Yellowstone National Park, with its geothermal plumbing, amazing wildlife diversity, and spectacular vistas, is one of the most magnificent landscapes on Earth.
Not surprisingly, during the summer months its lodges can't hold as many people as would like to spend the night surrounded by this park.
That problem could be eased just a bit under a proposal to boost lodging space at the Old Faithful Complex by turning 67 cabins that once were eyed for removal into nightly units during the summer season.
Some might grapple with the park's preferred plan, as it also calls for construction of a dormitory and 65-car parking lot that combined would cover a bit more than an acre. At a time when the National Park Service is striving to reduce its overall carbon footprint and be a leader in battling human-caused climate change, this proposal might seem to be at odds with those goals.
Yellowstone spokesman Al Nash on Friday acknowledged those concerns, and also noted that, “We’re still trying to find a way to accommodate visitors and employees.”
To better understand what's at play, it's good to read a bit of the history surrounding lodging at Old Faithful. Back in 1974, when the Yellowstone Master Plan was adopted, it envisioned removing the cabins associated with the Old Faithful Lodge while boosting the number at Grant Village. Under the Grant Village Development Concept Plan adopted in 1979, 700 lodging units were to be added to Grant Village. However, according to the EA, only 300 units have actually been built.
When the Old Faithful Development Concept Plan arrived in 1985, it, too, called for moving the cabins to Grant Village.
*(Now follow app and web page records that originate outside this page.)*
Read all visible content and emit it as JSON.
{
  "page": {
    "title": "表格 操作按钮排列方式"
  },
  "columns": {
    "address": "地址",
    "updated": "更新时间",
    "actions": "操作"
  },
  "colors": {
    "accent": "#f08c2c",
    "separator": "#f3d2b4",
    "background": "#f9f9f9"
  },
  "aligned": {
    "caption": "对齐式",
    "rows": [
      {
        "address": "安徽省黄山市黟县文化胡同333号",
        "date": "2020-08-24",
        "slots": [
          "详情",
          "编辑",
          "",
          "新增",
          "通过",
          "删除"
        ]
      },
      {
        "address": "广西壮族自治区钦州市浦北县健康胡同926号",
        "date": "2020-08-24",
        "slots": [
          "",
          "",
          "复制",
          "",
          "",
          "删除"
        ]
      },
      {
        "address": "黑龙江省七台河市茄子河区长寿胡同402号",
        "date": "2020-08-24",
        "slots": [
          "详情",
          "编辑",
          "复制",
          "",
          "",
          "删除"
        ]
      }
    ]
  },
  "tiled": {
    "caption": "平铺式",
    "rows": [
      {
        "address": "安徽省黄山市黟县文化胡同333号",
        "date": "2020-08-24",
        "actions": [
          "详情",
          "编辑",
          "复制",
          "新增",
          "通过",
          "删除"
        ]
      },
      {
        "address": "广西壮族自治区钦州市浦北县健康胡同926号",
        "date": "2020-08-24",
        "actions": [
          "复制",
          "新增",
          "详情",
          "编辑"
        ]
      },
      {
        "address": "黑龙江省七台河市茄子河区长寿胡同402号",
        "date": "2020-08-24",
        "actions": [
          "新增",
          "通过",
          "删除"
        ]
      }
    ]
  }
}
That move, however, never occurred.
Now, instead of removing the cabins that have been used as housing for concessionaire employees for about a decade, park officials are proposing to return 67 of them to their "original historic use as visitor accommodations."
At the same time, they are proposing to build an employee dorm and related parking lot on 1.08 acres in the administrative area of Old Faithful, which is just west of the area's access roads and away from the nightly lodging rental units.
"The original (1985) move was designed to shift where lodging occurred in the park, it wasn’t to eliminate lodging," said Mr. Nash. "We’re recognizing that we never made that change. We believe there’s a desire on the part of the public to again utilize this medium-priced lodging. And we’re really looking at this as a way to separate staff housing from visitors to a greater degree. That’s really the thrust that we see to this.”
While the park spokesman said some might be concerned over a parking lot for 65 vehicles, he pointed out that on an average summer day 30,000 visitors enter the park.
“I don’t discount the impact of as many as 65 more vehicles," Mr. Nash said. "I’m just trying to put it into context.”
The proposal, outlined in the park's Old Faithful Cabin Repurposing and Dormitory Construction Plan Environmental Assessment, is open for public comment through February 26.
The Environmental Assessment and an electronic form to submit comments can be found on the internet at the National Park Service Planning, Environment, and Public Comment web site.
A hard copy of the EA is available upon request by calling (307) 344-2221, or by writing to the Old Faithful Cabin Repurposing Plan EA, National Park Service, P.O. Box 168, Yellowstone National Park, Wyoming 82190.
Written comments may be submitted through the PEPC web site, in person, or by mail. Comments will not be accepted by phone, fax, or e-mail. All public comments must be received or postmarked by midnight, February 26.
Once comments are analyzed, the National Park Service will make a decision on the final plan.